## WORK INSTRUCTIONS
Tally every line of the listing where the string "user" is found, and state the total alone.

## RECORDS FOR PROCESSING
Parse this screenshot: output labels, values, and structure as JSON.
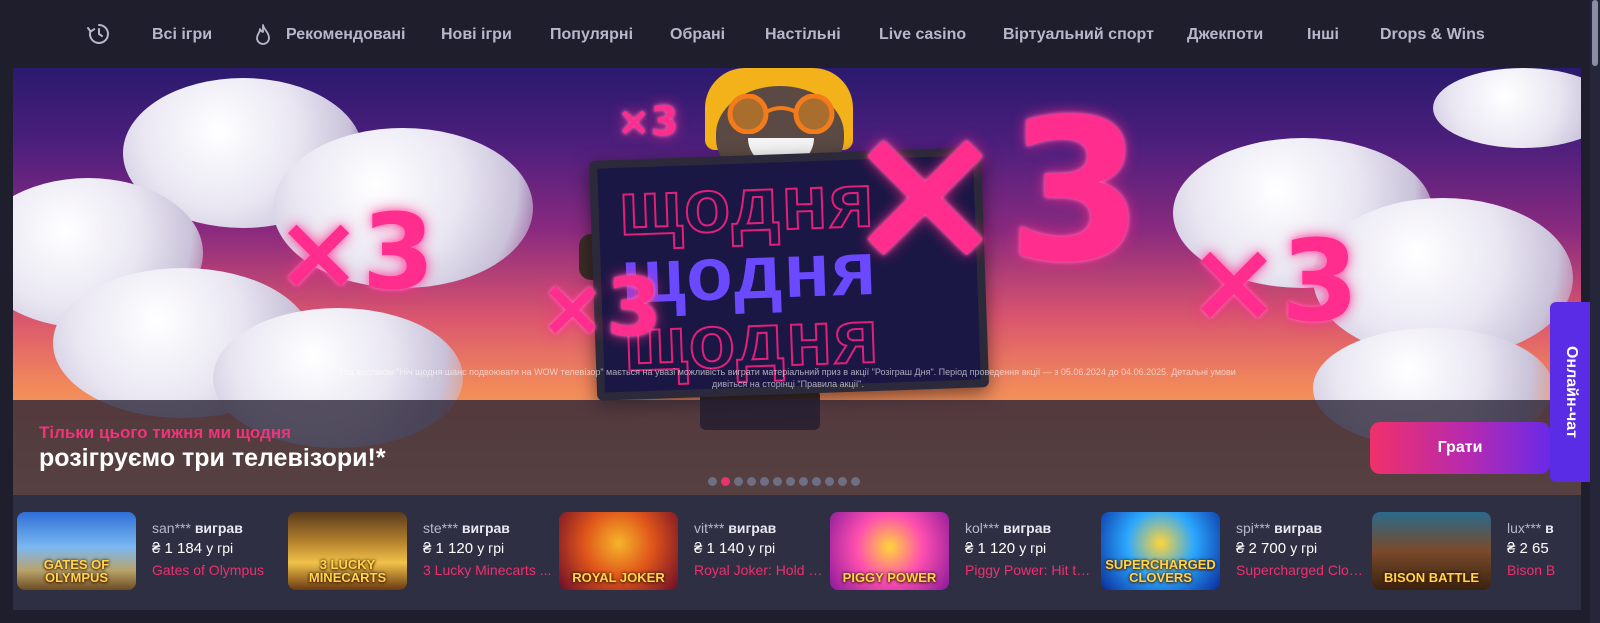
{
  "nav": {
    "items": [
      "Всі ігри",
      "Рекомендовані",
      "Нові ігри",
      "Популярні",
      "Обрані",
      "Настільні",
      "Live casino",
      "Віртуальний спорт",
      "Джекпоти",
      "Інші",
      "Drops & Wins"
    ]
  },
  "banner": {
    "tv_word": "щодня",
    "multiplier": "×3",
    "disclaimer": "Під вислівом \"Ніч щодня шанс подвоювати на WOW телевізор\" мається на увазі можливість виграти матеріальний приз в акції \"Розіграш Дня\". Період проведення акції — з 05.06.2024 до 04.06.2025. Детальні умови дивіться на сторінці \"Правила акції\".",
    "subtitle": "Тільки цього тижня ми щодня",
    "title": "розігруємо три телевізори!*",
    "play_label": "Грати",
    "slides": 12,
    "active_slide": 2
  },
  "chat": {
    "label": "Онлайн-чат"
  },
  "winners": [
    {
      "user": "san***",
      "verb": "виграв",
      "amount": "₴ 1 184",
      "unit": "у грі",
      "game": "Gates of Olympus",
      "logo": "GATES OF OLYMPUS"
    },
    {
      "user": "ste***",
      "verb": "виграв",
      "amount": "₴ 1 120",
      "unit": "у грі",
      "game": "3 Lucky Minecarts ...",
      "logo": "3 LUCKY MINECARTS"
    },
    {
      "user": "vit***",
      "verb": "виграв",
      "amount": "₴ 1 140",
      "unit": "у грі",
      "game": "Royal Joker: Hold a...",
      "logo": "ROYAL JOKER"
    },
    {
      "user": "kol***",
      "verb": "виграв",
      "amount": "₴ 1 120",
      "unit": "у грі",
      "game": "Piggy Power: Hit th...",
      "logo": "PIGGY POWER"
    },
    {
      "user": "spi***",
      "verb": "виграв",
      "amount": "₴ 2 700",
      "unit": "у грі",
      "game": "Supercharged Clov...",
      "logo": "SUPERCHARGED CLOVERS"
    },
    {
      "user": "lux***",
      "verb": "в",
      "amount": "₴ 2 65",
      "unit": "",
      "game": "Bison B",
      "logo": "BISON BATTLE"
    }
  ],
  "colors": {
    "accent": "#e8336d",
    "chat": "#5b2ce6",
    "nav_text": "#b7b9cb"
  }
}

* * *

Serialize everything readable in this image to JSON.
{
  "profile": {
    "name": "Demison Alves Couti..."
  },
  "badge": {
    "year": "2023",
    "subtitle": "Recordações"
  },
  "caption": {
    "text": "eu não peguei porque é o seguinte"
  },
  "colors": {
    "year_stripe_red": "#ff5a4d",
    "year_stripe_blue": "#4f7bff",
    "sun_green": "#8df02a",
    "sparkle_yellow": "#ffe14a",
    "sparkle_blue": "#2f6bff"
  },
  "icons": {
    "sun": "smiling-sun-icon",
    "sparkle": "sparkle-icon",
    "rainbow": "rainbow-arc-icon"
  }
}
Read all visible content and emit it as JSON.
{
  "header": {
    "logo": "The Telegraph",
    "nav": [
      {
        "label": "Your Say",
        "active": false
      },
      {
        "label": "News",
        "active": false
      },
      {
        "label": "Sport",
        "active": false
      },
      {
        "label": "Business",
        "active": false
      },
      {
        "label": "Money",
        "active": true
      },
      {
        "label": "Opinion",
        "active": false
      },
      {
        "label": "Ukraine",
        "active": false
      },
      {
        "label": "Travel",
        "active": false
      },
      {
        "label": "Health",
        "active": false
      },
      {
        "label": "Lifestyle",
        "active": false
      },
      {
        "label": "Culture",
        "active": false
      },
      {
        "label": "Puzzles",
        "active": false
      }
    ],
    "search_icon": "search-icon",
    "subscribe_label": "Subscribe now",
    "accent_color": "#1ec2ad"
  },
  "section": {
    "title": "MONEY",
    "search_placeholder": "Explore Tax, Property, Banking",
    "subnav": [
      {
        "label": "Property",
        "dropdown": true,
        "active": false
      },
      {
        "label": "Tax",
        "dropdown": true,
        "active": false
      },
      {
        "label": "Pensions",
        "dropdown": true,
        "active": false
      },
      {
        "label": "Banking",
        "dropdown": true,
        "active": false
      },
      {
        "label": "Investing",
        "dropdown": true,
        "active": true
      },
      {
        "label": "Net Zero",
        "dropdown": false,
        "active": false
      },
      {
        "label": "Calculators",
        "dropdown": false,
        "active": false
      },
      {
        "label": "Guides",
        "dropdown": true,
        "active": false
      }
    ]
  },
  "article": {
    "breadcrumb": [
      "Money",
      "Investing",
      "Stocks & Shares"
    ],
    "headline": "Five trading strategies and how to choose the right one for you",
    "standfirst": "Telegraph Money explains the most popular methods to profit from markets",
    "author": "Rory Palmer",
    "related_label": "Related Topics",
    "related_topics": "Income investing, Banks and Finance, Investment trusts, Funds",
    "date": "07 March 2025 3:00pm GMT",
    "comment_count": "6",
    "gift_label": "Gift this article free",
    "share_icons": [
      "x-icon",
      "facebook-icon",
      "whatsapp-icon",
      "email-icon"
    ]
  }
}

## ANSWER SECTION
6